I enjoy a decent lunch when I'm bummin' around the backwoods and I really like my Wetterlings pocket axe, I'm not a fan of cooking over a campfire on the ground. It's not really hard to do or challenging I just prefer cooking off the ground, so I decided to combine my favorite lunch fire, which I call a "stump-fire", my pocket axe and lunch!
I am really fond of Wetterlings whole line of axes but particularly their Hunters Axe and their small axe. Wetterlings is actually owned by Gransfors Bruks, from what I understand they bought Wetterlings a few years back. The Gransfors axes as well as Wetterlings are made in Sweden, hand forged in the old way. While these axes are similar they are not identical, the Gransfors come with a little more polish and fine finishing while the Wetterlings is slightly less so it is still fully functional and a fine piece. At roughly half the cost of a Gransfors they are also a great bargain.
My Small axe and Small Hunters axe:
The small axe, I also call it a pocket axe, is 10 1/4" overall with a 5 1/4" axe head and a 2 3/4" cutting edge it weighs 1.2 pounds.
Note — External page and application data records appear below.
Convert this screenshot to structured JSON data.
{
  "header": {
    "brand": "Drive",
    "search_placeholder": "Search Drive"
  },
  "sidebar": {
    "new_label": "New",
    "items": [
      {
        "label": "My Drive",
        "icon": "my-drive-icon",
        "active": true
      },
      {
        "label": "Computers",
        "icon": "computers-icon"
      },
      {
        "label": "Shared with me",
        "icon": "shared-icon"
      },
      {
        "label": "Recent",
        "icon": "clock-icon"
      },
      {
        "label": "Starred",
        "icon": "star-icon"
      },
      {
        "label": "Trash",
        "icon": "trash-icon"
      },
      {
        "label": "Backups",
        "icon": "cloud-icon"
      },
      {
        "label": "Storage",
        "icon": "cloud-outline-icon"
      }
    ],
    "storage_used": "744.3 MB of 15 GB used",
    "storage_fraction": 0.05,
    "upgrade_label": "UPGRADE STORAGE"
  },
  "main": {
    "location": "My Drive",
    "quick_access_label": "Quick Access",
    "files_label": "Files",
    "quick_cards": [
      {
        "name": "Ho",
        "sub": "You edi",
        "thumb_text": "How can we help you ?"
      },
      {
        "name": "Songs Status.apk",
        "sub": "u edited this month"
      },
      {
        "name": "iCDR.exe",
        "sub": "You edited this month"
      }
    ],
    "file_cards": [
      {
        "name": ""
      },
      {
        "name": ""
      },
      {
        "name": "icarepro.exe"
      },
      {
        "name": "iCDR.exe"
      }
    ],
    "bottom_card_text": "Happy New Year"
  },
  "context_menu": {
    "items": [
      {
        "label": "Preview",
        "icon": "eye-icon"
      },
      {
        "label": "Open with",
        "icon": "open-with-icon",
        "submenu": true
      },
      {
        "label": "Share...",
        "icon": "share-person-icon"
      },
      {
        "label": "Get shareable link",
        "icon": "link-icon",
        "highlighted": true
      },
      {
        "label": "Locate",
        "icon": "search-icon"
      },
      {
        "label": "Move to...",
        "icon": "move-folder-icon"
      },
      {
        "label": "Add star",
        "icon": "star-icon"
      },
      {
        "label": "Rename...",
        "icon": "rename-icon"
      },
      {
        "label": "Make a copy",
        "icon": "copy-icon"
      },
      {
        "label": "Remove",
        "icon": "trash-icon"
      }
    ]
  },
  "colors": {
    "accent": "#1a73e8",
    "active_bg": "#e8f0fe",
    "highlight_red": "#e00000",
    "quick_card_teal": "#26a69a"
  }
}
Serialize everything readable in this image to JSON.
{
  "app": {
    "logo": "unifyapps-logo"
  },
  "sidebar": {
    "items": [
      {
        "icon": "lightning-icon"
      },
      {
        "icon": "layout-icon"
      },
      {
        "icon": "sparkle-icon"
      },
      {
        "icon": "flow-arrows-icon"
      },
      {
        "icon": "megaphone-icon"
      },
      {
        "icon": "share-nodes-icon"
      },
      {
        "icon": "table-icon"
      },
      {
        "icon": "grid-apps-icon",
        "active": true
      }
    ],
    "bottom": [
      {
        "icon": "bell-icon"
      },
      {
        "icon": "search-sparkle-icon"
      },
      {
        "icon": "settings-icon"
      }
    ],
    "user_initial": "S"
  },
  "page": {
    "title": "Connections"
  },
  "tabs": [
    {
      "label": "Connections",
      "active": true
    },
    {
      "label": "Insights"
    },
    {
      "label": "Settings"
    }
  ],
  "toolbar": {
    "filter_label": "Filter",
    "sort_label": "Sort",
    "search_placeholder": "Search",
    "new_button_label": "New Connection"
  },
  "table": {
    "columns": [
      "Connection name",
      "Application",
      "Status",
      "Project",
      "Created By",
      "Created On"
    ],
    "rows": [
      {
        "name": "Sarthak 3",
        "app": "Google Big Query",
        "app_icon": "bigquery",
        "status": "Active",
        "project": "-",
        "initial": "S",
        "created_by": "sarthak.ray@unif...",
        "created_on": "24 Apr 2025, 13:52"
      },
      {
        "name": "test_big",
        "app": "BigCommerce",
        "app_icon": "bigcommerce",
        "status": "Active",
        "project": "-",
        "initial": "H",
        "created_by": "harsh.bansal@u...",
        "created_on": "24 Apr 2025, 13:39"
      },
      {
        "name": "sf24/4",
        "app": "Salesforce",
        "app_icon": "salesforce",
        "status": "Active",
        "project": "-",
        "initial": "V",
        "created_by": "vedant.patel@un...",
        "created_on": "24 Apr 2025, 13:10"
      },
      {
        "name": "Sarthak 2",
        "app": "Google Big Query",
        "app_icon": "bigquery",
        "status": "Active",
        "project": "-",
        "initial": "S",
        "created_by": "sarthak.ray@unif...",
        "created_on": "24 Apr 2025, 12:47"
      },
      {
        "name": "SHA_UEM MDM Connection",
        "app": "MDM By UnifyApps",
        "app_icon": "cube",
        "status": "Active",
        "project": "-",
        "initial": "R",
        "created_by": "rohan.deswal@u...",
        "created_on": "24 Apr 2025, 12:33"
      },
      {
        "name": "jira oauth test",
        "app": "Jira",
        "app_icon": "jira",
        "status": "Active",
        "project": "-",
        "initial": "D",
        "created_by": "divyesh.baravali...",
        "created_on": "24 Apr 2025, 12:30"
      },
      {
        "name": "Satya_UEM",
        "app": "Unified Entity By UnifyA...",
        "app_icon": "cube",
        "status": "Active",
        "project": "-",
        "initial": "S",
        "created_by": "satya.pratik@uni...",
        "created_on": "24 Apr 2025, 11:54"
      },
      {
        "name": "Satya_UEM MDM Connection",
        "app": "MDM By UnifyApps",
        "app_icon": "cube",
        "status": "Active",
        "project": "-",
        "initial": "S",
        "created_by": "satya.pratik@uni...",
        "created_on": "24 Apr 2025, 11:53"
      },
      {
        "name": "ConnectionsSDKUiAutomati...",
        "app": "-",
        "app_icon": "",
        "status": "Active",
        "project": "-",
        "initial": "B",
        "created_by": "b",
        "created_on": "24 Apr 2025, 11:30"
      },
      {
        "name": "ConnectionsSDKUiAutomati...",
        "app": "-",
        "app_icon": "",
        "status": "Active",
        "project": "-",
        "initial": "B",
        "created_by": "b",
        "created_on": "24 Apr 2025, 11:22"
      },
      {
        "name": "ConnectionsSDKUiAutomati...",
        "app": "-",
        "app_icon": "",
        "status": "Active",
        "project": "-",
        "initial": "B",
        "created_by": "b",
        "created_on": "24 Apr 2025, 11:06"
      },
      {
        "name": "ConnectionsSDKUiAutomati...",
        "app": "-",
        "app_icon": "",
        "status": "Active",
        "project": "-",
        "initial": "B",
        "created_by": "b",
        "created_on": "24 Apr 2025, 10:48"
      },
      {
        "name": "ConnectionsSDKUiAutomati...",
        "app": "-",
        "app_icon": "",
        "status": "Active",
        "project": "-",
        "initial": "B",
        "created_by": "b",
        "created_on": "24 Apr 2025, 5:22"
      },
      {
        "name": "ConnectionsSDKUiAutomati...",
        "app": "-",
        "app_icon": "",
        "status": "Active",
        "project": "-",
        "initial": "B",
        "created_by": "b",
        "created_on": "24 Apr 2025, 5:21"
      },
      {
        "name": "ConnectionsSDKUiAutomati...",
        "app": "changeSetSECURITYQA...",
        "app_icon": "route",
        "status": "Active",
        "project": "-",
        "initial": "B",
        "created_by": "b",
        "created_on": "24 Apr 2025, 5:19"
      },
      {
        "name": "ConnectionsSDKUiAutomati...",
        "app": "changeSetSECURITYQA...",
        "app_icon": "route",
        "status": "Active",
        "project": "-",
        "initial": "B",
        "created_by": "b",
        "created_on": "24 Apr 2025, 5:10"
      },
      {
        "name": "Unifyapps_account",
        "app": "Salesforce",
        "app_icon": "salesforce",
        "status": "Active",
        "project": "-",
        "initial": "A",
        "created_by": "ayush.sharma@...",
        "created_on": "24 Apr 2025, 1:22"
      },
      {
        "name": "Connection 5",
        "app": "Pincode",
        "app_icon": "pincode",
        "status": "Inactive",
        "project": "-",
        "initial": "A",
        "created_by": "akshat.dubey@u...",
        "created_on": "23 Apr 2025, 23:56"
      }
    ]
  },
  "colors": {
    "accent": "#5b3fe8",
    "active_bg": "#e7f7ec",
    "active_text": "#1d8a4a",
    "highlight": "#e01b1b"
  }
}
It is a very nice small and handy package.
The small hunters axe is 15 1/4" overall with a 5 7/8" axe head and a 2 7/8" cutting edge, it weighs two pounds four ounces.
Both are nice in the hand, both arrived shaving sharp though having hand axes that sharp is certainly not necessary.
The history of Wetterlings started over 100 years ago. On a spring day in 1882 the engineer Otto Wetterling disembarked from a train in Storvik Sweden. For several years he had studied the production of axes in the USA. His brother, Sven Axel Wetterling had earlier started producing axes on a small scale in a forge in Storvik. His company was named S. A. Wetterlings Manufacturer, or, in short, S. A. W.I prefer stump-fires for quick backwoods lunches, I find them easier to build, nicer to work from, require less maintenance and are easier to cook over. Pretty simple concept really, and if you live near old logging country you'll find plenty of stumps. In my case when coursing my own backwoods I've got several lunch and campsites where I have easy access to stumps.
Otto Wetterling immediately became supervisor. Using ideas gained from the new country, and craftsmanship and experience from the old, the brothers created a piece of legendary industrial history. Since then the forge has been in uninterrupted use for almost 125 years.
Today, 10 people proudly continue the tradition of producing world class axes. The forge is in Storvik twenty kilometers west of Sandviken. An area in Sweden where people since time for the vikings have worked with iron.
Wetterling Axes are hand forged from quality Swedish steel alloyed from iron, carbon, silicon, manganese and vanadium. Hand forging uses presses that deliver many blows, making the axe edges stronger than if they were drop forged. The special axe steel alloy makes high quality hardening possible. After grinding, hardening and tempering, the Wetterling axes keep a Rockwell hardness of 57-58. These are the main reasons the Wetterling axes hold a keen edge with good "string" longer than most axes.
The handles are lathed from American hickory. The best stress capacity and resistance to blows make hickory the wood of choice for good axe handles.
An axe from Wetterlings is made to last. With a little care, your axe could last forever.
Using my small axe I cut, chop, and carve out the center into the rough shape of a bowl, including a channel cut on one side that allows good air access as well as a good spot to use the firesteel, more on that in a moment. Here is what the stump with the axe work done looks like:
Once I have the rough bowl shape I put in a layer of Birch bark, doesn't take much and where I live it is quite abundant. On this I lay in my tender, more small slivers of Birch bark, ground leaves, and in this case some cuts of cattail as seen here:
Using the axe I just trim about a 1/4" to a 1/2" off the cattail, it'll expand if it is dry and look like this:
Once you have this you lay it in with the rest of the tender, all in place it looks like this:
Using the small axe and my firesteel, couple strokes is usually all it takes, get the coal, blow it a bit and shebang, fire!
Feed this with twigs, more Birch bark and so on till it's running good. Add a few larger pieces and let it burn down into the bowl.
This will burn down into the bowl making a nice bed of coals, the edges of the stump are still good and solid, this makes a nice cooking platform.
Now, those lovely treasure boxes provided by my chickens just this morning, on my way out.
All down hill from here, the small Wetterlings axe is approved for Backwoods Kitchen USE!
Like I said, nothing quite like a good backwoods lunch, something to be said for enjoying it having made it with tools that have become close friends. The Wetterling Small Axe is a joy to carry and use, something that is always on my side when I go backwoods bummin'.
P.S. The leather blade cover for the axe also doubles as a handy pot holder seen here.